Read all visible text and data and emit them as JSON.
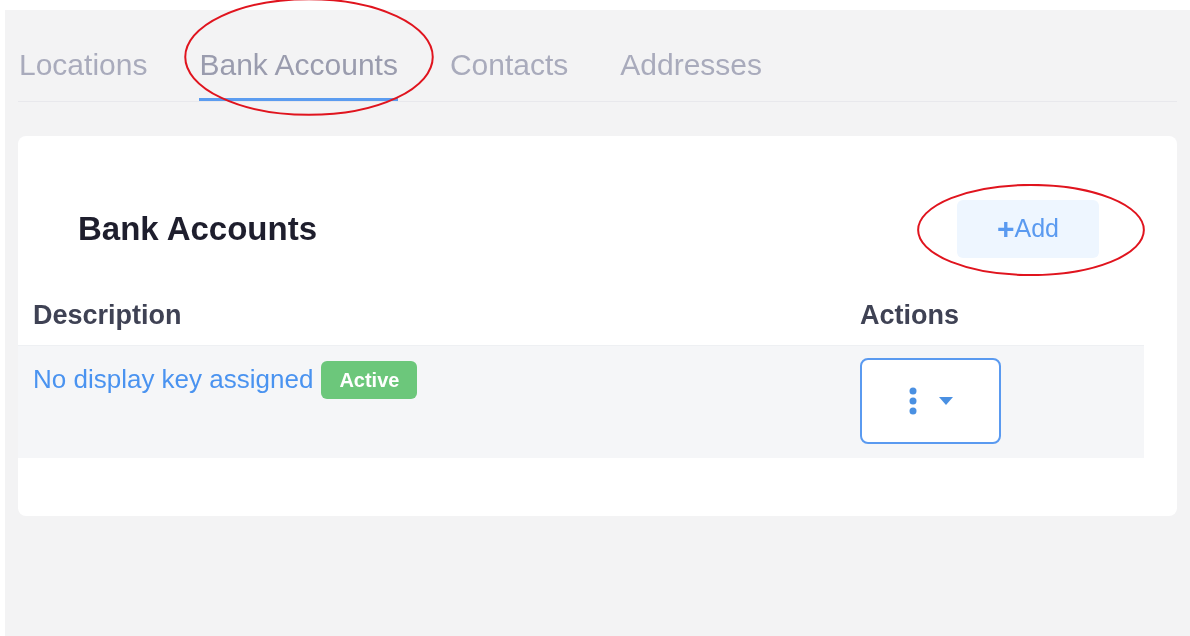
{
  "tabs": [
    {
      "label": "Locations",
      "selected": false,
      "circled": false
    },
    {
      "label": "Bank Accounts",
      "selected": true,
      "circled": true
    },
    {
      "label": "Contacts",
      "selected": false,
      "circled": false
    },
    {
      "label": "Addresses",
      "selected": false,
      "circled": false
    }
  ],
  "card": {
    "title": "Bank Accounts",
    "add_button": {
      "icon": "+",
      "label": "Add",
      "circled": true
    },
    "table": {
      "columns": [
        "Description",
        "Actions"
      ],
      "rows": [
        {
          "description": "No display key assigned",
          "status": "Active"
        }
      ]
    }
  }
}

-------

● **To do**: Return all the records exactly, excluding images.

● **Your response**:
Read all visible text and data and emit them as JSON.
{
  "tabs": [
    {
      "label": "Locations",
      "selected": false,
      "circled": false
    },
    {
      "label": "Bank Accounts",
      "selected": true,
      "circled": true
    },
    {
      "label": "Contacts",
      "selected": false,
      "circled": false
    },
    {
      "label": "Addresses",
      "selected": false,
      "circled": false
    }
  ],
  "card": {
    "title": "Bank Accounts",
    "add_button": {
      "icon": "+",
      "label": "Add",
      "circled": true
    },
    "table": {
      "columns": [
        "Description",
        "Actions"
      ],
      "rows": [
        {
          "description": "No display key assigned",
          "status": "Active"
        }
      ]
    }
  }
}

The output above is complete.